About this exercise: You are asked to write out the entries exactly as they are given.

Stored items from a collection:
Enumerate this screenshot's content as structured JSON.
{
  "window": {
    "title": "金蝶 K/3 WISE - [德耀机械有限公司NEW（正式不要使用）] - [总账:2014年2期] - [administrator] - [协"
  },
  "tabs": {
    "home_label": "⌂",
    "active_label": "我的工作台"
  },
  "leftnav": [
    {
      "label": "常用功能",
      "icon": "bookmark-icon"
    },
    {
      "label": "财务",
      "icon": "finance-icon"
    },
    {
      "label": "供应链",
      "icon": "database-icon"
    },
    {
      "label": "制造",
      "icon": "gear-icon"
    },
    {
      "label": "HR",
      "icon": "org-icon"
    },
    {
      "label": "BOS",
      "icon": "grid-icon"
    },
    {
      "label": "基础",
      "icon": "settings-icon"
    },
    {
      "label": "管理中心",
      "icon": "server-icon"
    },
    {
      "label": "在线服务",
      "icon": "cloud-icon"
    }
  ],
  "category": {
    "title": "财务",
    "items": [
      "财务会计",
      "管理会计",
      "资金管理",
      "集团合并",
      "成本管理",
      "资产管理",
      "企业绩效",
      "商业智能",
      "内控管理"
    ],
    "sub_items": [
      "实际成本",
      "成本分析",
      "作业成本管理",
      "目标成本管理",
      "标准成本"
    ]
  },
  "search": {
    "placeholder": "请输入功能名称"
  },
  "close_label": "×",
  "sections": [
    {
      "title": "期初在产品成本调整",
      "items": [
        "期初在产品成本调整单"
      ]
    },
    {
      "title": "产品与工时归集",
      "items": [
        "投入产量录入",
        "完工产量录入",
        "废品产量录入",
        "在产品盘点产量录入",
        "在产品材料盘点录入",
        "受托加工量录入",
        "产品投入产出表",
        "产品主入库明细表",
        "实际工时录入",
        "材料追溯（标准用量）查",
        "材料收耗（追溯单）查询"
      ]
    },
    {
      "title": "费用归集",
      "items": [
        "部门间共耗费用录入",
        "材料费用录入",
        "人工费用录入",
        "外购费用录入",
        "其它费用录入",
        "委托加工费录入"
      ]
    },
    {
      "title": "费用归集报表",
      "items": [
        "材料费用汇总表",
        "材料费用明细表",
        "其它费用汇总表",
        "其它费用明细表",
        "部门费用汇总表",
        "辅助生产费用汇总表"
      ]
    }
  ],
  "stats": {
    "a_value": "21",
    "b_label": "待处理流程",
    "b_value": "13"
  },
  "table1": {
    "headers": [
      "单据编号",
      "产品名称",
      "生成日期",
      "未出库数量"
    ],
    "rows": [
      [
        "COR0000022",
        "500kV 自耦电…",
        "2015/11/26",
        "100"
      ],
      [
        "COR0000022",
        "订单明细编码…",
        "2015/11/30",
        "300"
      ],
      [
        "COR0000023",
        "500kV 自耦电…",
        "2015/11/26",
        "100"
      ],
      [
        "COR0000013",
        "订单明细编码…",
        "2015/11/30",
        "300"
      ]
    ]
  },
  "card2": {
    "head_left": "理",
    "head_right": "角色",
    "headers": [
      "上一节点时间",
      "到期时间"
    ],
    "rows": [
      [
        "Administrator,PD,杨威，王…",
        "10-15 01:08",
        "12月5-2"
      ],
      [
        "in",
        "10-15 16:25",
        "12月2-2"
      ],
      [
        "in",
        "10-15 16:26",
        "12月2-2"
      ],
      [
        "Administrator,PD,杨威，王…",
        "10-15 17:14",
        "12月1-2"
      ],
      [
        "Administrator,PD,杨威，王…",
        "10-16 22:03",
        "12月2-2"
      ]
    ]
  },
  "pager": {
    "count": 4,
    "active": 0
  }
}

Your response:
Enumerate this screenshot's content as structured JSON.
{
  "window": {
    "title": "金蝶 K/3 WISE - [德耀机械有限公司NEW（正式不要使用）] - [总账:2014年2期] - [administrator] - [协"
  },
  "tabs": {
    "home_label": "⌂",
    "active_label": "我的工作台"
  },
  "leftnav": [
    {
      "label": "常用功能",
      "icon": "bookmark-icon"
    },
    {
      "label": "财务",
      "icon": "finance-icon"
    },
    {
      "label": "供应链",
      "icon": "database-icon"
    },
    {
      "label": "制造",
      "icon": "gear-icon"
    },
    {
      "label": "HR",
      "icon": "org-icon"
    },
    {
      "label": "BOS",
      "icon": "grid-icon"
    },
    {
      "label": "基础",
      "icon": "settings-icon"
    },
    {
      "label": "管理中心",
      "icon": "server-icon"
    },
    {
      "label": "在线服务",
      "icon": "cloud-icon"
    }
  ],
  "category": {
    "title": "财务",
    "items": [
      "财务会计",
      "管理会计",
      "资金管理",
      "集团合并",
      "成本管理",
      "资产管理",
      "企业绩效",
      "商业智能",
      "内控管理"
    ],
    "sub_items": [
      "实际成本",
      "成本分析",
      "作业成本管理",
      "目标成本管理",
      "标准成本"
    ]
  },
  "search": {
    "placeholder": "请输入功能名称"
  },
  "close_label": "×",
  "sections": [
    {
      "title": "期初在产品成本调整",
      "items": [
        "期初在产品成本调整单"
      ]
    },
    {
      "title": "产品与工时归集",
      "items": [
        "投入产量录入",
        "完工产量录入",
        "废品产量录入",
        "在产品盘点产量录入",
        "在产品材料盘点录入",
        "受托加工量录入",
        "产品投入产出表",
        "产品主入库明细表",
        "实际工时录入",
        "材料追溯（标准用量）查",
        "材料收耗（追溯单）查询"
      ]
    },
    {
      "title": "费用归集",
      "items": [
        "部门间共耗费用录入",
        "材料费用录入",
        "人工费用录入",
        "外购费用录入",
        "其它费用录入",
        "委托加工费录入"
      ]
    },
    {
      "title": "费用归集报表",
      "items": [
        "材料费用汇总表",
        "材料费用明细表",
        "其它费用汇总表",
        "其它费用明细表",
        "部门费用汇总表",
        "辅助生产费用汇总表"
      ]
    }
  ],
  "stats": {
    "a_value": "21",
    "b_label": "待处理流程",
    "b_value": "13"
  },
  "table1": {
    "headers": [
      "单据编号",
      "产品名称",
      "生成日期",
      "未出库数量"
    ],
    "rows": [
      [
        "COR0000022",
        "500kV 自耦电…",
        "2015/11/26",
        "100"
      ],
      [
        "COR0000022",
        "订单明细编码…",
        "2015/11/30",
        "300"
      ],
      [
        "COR0000023",
        "500kV 自耦电…",
        "2015/11/26",
        "100"
      ],
      [
        "COR0000013",
        "订单明细编码…",
        "2015/11/30",
        "300"
      ]
    ]
  },
  "card2": {
    "head_left": "理",
    "head_right": "角色",
    "headers": [
      "上一节点时间",
      "到期时间"
    ],
    "rows": [
      [
        "Administrator,PD,杨威，王…",
        "10-15 01:08",
        "12月5-2"
      ],
      [
        "in",
        "10-15 16:25",
        "12月2-2"
      ],
      [
        "in",
        "10-15 16:26",
        "12月2-2"
      ],
      [
        "Administrator,PD,杨威，王…",
        "10-15 17:14",
        "12月1-2"
      ],
      [
        "Administrator,PD,杨威，王…",
        "10-16 22:03",
        "12月2-2"
      ]
    ]
  },
  "pager": {
    "count": 4,
    "active": 0
  }
}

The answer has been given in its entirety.